About this exercise:
Wherever a line of the listing holds the string "Best", copy that line.

Dataset extract:
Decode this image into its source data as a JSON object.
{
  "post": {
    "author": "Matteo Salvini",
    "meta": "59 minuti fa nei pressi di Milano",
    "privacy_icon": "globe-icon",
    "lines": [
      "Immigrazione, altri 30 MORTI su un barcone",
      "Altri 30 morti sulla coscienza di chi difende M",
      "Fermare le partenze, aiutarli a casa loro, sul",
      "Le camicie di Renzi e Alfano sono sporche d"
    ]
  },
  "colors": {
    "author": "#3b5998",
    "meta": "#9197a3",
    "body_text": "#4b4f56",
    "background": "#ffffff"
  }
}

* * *

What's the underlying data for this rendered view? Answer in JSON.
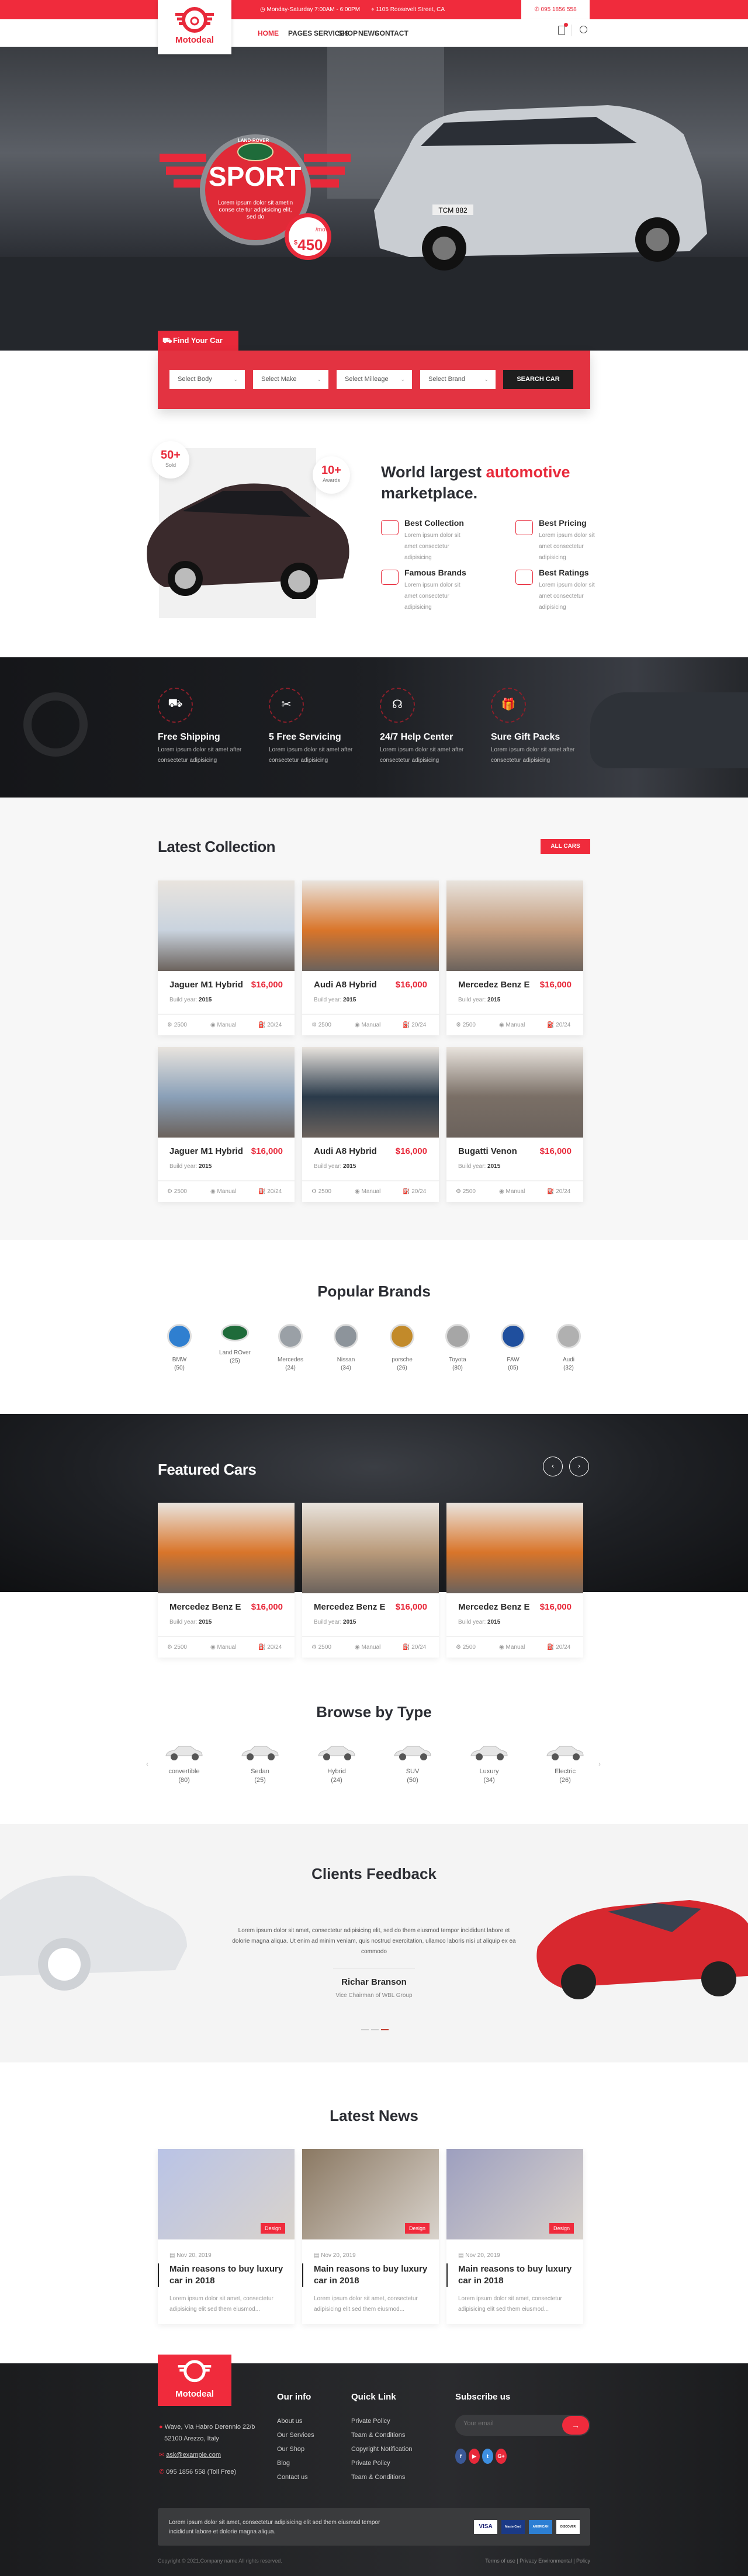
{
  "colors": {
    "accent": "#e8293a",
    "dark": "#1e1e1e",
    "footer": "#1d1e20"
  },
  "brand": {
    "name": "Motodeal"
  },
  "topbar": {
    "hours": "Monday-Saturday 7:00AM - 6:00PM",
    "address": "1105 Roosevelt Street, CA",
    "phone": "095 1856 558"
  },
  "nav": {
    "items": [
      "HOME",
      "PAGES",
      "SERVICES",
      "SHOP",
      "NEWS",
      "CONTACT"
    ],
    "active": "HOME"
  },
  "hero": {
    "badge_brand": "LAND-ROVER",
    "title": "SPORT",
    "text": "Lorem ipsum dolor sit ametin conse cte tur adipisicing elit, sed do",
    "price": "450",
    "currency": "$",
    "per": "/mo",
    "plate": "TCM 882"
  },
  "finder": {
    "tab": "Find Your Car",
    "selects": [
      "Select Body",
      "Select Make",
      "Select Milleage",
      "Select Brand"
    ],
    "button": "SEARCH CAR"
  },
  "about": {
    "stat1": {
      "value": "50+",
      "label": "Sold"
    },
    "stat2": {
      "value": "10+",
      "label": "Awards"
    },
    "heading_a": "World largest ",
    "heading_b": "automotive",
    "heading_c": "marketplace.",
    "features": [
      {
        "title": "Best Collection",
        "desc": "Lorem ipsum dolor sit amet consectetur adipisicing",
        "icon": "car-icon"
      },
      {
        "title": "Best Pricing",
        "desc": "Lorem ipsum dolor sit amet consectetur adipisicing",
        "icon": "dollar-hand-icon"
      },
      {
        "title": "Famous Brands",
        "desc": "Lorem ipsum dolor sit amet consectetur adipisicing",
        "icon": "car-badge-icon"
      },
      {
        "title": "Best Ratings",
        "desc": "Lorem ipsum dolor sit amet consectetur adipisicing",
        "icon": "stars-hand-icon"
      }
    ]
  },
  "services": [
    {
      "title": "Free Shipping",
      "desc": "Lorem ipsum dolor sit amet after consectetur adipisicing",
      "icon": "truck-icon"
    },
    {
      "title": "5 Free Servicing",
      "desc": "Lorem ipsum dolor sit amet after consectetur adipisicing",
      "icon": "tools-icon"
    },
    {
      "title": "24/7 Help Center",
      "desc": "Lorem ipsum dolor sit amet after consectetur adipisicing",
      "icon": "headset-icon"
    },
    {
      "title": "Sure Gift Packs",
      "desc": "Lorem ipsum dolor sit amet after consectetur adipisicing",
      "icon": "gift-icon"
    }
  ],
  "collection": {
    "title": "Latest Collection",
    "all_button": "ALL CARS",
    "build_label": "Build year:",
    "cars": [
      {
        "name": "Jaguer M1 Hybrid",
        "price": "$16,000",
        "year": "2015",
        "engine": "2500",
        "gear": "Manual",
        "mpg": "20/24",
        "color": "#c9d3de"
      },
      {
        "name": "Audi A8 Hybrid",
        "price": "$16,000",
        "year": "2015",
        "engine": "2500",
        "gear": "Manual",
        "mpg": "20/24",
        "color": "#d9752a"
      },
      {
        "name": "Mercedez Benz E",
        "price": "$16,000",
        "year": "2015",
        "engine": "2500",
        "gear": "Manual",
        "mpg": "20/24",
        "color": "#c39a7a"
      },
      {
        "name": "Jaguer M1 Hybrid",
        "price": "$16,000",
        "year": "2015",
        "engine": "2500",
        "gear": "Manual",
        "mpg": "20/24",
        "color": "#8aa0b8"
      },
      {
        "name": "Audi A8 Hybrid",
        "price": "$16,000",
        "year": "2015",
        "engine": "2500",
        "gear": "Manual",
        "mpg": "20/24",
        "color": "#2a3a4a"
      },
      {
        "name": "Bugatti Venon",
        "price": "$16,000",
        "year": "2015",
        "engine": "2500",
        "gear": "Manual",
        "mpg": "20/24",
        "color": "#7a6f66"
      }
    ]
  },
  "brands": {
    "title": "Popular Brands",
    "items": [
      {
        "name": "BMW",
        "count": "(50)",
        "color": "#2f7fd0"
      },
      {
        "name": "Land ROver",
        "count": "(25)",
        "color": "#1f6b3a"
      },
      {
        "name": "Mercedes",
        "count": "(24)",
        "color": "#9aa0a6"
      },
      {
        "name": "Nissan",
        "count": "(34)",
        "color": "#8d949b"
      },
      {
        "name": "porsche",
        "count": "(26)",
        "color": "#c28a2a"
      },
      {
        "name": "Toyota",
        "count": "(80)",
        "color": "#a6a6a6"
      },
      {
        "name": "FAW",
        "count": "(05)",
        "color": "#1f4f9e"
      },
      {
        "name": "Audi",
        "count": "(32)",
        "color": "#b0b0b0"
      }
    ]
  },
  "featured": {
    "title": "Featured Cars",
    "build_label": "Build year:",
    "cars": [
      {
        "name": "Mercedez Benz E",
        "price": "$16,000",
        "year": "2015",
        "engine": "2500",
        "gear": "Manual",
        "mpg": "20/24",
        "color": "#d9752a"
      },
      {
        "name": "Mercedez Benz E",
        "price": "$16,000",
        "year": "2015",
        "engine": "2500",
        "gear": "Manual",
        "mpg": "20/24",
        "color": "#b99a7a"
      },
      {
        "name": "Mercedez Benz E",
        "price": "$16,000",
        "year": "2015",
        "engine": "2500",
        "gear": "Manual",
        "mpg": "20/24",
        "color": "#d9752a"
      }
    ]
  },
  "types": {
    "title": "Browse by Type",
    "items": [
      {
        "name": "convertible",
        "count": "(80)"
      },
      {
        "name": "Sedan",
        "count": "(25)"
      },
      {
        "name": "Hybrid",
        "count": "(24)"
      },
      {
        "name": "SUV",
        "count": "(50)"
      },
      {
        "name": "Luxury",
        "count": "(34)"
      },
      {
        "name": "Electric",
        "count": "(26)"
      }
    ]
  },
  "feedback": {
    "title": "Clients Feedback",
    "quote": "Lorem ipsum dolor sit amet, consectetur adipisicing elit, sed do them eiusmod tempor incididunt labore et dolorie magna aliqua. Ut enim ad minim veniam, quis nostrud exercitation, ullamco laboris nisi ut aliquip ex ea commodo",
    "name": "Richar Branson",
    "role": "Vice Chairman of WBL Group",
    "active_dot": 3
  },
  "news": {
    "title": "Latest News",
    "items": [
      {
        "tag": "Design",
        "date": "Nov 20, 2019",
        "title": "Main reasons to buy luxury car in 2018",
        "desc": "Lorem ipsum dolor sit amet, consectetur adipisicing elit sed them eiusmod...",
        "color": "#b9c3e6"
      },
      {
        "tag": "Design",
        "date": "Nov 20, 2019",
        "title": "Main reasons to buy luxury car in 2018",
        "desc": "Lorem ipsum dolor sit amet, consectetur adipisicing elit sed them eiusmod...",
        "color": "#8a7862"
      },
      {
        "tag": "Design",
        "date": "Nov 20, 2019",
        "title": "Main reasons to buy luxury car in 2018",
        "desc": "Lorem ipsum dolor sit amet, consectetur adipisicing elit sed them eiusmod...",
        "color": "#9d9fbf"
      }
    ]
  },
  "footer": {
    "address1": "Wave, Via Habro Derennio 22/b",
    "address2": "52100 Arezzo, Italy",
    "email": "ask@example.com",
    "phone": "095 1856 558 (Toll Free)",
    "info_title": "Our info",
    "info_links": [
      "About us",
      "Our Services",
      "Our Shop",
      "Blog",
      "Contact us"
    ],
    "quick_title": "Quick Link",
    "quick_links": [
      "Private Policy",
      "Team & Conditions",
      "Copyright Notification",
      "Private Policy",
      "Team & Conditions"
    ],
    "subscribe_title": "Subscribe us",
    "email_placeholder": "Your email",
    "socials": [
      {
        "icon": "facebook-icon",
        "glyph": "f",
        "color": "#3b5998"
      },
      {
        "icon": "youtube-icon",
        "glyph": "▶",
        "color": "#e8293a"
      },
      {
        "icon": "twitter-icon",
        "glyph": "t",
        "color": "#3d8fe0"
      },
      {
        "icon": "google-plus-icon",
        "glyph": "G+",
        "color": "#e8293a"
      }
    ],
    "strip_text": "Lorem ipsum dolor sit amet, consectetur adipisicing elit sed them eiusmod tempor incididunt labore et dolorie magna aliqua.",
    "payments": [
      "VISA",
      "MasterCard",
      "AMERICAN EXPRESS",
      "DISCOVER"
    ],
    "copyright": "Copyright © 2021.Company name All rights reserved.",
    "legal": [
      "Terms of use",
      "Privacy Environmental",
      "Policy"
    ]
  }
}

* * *

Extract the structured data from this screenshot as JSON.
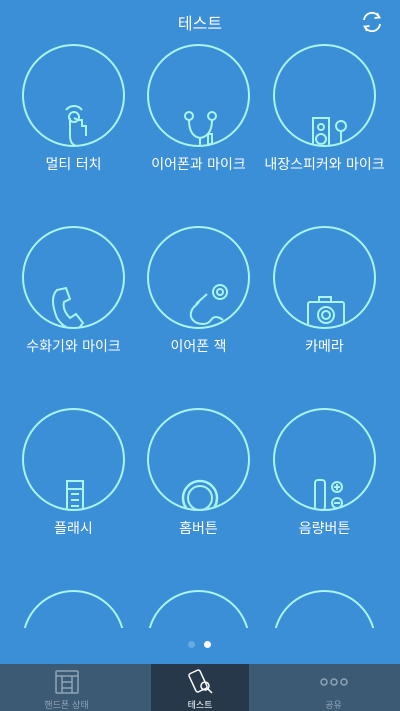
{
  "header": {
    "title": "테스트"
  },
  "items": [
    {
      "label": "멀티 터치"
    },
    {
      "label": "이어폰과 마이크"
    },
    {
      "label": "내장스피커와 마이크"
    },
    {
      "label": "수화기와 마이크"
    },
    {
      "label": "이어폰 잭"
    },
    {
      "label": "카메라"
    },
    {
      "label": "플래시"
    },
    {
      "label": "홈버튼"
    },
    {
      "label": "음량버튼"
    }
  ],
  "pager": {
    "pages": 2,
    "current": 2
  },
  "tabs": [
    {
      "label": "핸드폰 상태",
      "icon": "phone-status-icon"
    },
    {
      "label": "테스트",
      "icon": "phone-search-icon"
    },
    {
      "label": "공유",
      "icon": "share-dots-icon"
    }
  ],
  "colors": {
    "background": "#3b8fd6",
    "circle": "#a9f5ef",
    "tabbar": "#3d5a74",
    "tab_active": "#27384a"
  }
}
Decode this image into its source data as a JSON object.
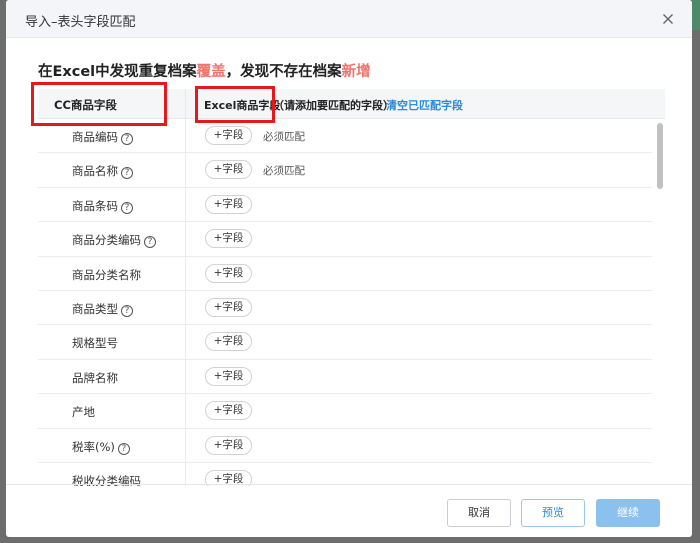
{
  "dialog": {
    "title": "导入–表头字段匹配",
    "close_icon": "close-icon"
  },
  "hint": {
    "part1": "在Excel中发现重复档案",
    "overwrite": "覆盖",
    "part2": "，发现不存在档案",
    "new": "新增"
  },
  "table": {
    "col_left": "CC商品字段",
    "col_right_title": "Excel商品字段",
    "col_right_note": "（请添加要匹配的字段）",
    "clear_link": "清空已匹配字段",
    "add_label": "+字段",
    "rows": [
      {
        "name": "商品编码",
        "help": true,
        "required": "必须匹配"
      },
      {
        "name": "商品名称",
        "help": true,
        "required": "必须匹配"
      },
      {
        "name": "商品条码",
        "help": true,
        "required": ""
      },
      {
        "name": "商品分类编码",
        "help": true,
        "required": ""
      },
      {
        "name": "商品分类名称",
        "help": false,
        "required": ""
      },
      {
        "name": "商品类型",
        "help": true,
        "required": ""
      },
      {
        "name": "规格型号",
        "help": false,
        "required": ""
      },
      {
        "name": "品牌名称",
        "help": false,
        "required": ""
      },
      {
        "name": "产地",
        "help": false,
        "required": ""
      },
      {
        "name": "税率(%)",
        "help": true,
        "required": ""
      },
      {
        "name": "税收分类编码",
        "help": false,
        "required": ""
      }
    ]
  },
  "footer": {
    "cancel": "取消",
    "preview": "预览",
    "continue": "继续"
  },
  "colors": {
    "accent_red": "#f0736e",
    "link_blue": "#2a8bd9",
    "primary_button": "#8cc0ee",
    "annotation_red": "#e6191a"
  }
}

Output of the task:
        "title": "Best Collection",
        "title": "Best Pricing",
        "title": "Best Ratings",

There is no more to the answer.